Normally, I would sit in the reception area and have a cup of tea while I waited for her but, on this particular day, I needed to use the toilet. The public toilets were down a small passageway which was next to some offices. As I came back out, feeling very relieved, I heard Frank's voice coming from behind the partially opened door of one of them and, although it wasn't an angry tone he was using, it was certainly a very firm one.
"You know perfectly well that I would never... ever... ask you to be unfaithful to Dave," he said, which made me halt in my tracks and, to be blunt, eavesdrop. "That's not what I was suggesting. I would simply never do anything that. It wouldn't matter how much I wanted to... and God only knows that I do... it would lie heavily on my conscience for the rest of my life, and I just couldn't bear that!"
"I'm sorry for getting angry, Frank," (Yes, it was Moira's voice), "but when you said that... I thought you were trying to... y'know... and that's never going to happen!"
"I know that," he said, much more gently, "I needed to tell you how I feel, Moira, because I want you to understand why I'm not coming to see the two of you as much as I used to." That was true, although I hadn't noticed it – he hadn't been around very much for a while. He went on:
"I can't help the fact that I've fallen in love with you, Moira. And I'm not blind... I can see perfectly well that you're attracted to me. No, don't bother denying it... it's a fact we both have to live with. But I just wanted you to know how I felt about you in case anything... y'know... should happen...."

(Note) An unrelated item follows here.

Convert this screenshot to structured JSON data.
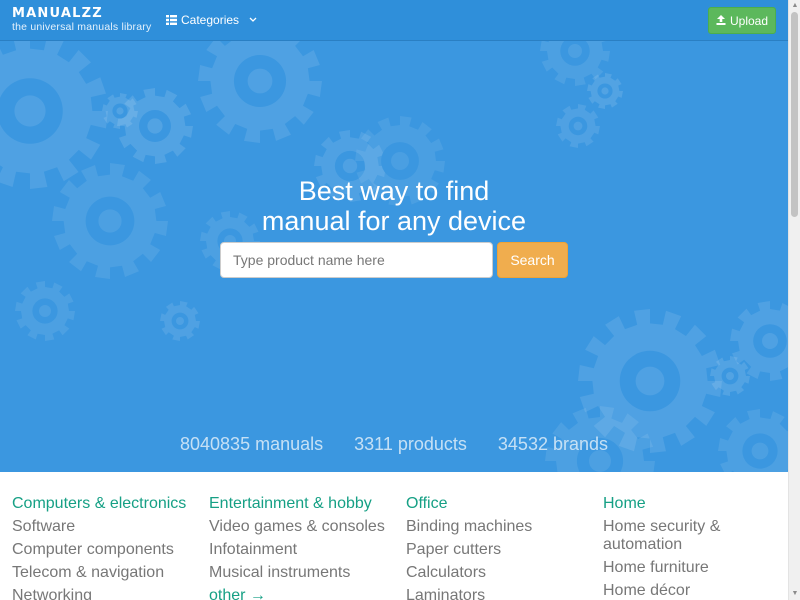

"It won't!" she declared determinedly, "And that's why I don't want you thinking like this and wasting your time over it. I'm going to make sure that my Dave's still around for our golden anniversary and beyond. He's my man; Frank... and I don't need any more than he can give me."
That's when I left them to it and returned to my cup of tea. A few minutes later she came out to where I was sitting, clearly delighted to see me – because I never announced when I'd be doing my walk – and took me out to the car(I was no longer allowed to drive) and asked if I fancied a stir-fry for tea.
I need to pause again.
SUNDAY NIGHT – LATE: The pains have eased a little, which is good because I just need time to finish this and the terrible heaviness in my chest tells me that I may not have long.
Since hearing that conversation, I've done a lot of thinking. On the few occasions when we've been in Frank's company I've carefully observed the two of them – both of them have a sort of longing in their eyes at times and I know that it's the look of unrequited love. I've thought about it carefully, and I've planned with equal care because I love my wife with every fibre of my being.
I decided that it was simply wrong to expect her to spend the next god knows how many years having to forego so many of the pleasure of life. I love her so much that I want her to be able to enjoy her life to the full – and that's never going to happen while she's tied down to me.
Therefore, I began by stopping the drugs. No one knows – although my last examination led to the doctor being a bit concerned about my blood pressure – and I must apologise to the health service that provide all those prescription drugs that I've flushed down the toilet each day. The second step was to persuade Moira to return to helping out at athletics meeting – assuring her that I'd been fine on my own for an occasional day while she enjoyed doing that. My target was always the Edinburgh meeting, and the hope that she'd agree to spend a long weekend with her parents – and, although it took a lot of persuading – I managed it.
The pains are almost unbearable now and I'll have to stop soon. I've just taken one dose of the drugs in the hope there'll be enough in my system to allay any suspicion. I know it's going to hurt Moira. I know she'll be devastated. But Frank is a good and honourable man and they deserve to be happy and to be togeth